După o perioadă de recesiune, revolte și atentate cu mini-bombe nucleare, Pământul e confruntat cu un eveniment epocal: contactul mult-așteptat cu o rasă extraterestră. Jackaroo vin în pace, oferindu‑și ajutorul pentru problemele omenirii, împreună cu o duzină de planete pentru colonizare și explorare. În schimb refuză cu abilitate să răspundă la majoritatea întrebărilor, păstrând un mister ferm în jurul aspectului lor și a civilizațiilor dispărute, ale căror ruine împânzesc noile colonii. Treisprezece ani mai târziu, Chloe Millar, o tânără vânătoare de artefacte extraterestre, intuiește în desenele obsesive ale unui adolescent fugit de acasă posibile indicii către o descoperire majoră despre Vechile Culturi. În același timp pe Mangala, una din planetele populate predominant de europeni, polițistul Vic Gayle și partenerul lui, Skip Williams, au de rezolvat o crimă urâtă petrecută chiar în seara aniversării fondării coloniei.

Am ales cartea de față pentru că‑mi plăcuse povestirea 17 și s‑a vândut la reducere pentru Kindle înainte de lansare. Și la prima vedere a părut interesantă, ceva la intersecția între Sfârșitul Copilăriei (extratereștrii misterioși care ghidează omenirea), Avatarul (lui Poul Anderson) și Final Days al lui Gary Gibson (găuri de vierme, colonii și artefacte periculoase). Misterul promovat de Jackaroo și relicvele aduse pe Pământ întrețin o adevărată explozie de teorii ale conspirației și de culte care mai de care mai excentrice, vorbind în limbi de mult dispărute și proclamând salvarea în adâncurile spațiului. Autorul dezvoltă o serie de idei solide, plauzibile, de la mișcarea conservatoare care încearcă să limiteze schimbările produse de contactul constant cu necunoscutul, la tehnologii pe jumătate înțelese, la infiltrarea speciilor extraterestre în ecosistemele pământene.

10 May 2015

R. Scott Bakker – The Thousandfold Thought

in Bucharest, Romania

R. Scott Bakker - The Thousandfold ThoughtDupă Miracolul Circumfixului din Caraskand, opoziția ortodocșilor Inrithi față de Războinicul-Profet se transformă peste noapte în încredere și supunere necondiționată. Acum Războiul Sfânt se află complet sub controlul lui Kellhus, armatele Kian se retrag în dezordine, descurajate de înfrângerea neașteptată și de moartea Padirajahului sub zidurile Caraskand‑ului, lăsând drumul spre Shimeh larg deschis.
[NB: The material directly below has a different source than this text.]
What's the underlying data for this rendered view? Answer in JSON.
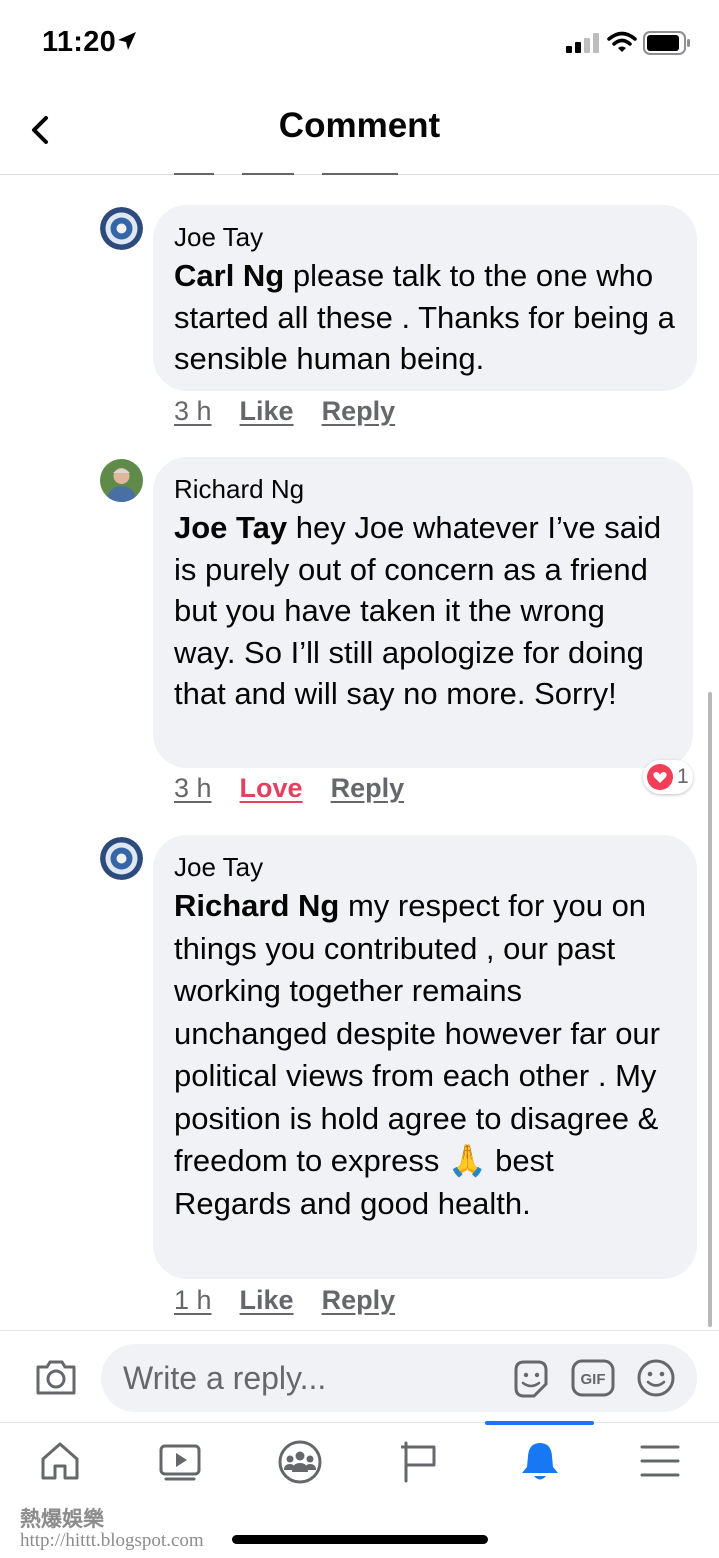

Singura opoziție vine de la aroganța fără margini a Generalului Ikurei Conphas și de la încăpățânarea lucidă a lui Cnaiür, dar aceștia sunt îndepărtați cu repeziciune. Dar e posibil ca cucerirea Shimeh‑ului să nu fie cea mai importantă confruntare pentru viitorul lumii, ci întâlnirea lui Kellhus cu tatăl său, Moënghus, cel care a petrecut ultimele trei decenii în mijlocul magilor Cishaurim. Se va dovedi el un aliat împotriva forțelor întunecate din nord, sau cel mai periculos adversar al Profetului-Războinic?

Ultima parte a trilogiei Prințul Nimicului își pierde din păcate mult din suflul original și din tensiunea romanelor precedente. În mare parte problema provine din acumularea constantă de putere în mâinile lui Kellhus: la un moment dat e greu de imaginat o forță care‑i poate sta în cale. Inimile Inrithi sunt cucerite de predicile lui, spionii-piele din rândurile Războiului Sfânt sunt demascați. Însăși Școala Mandatului i se alătură și Achamian primește permisiunea de a‑l iniția în misterele Gnozei, pe care Kellhus le absoarbe cu aceeași ușurință cu care s‑a adaptat și a luat în stăpânire fiecare aspect al acestei lumi.

You are fallen from Him like sparks from the flame. A dark wind blows, and you are soon to flicker out.

Songs 6:33, The Chronicle of The Tusk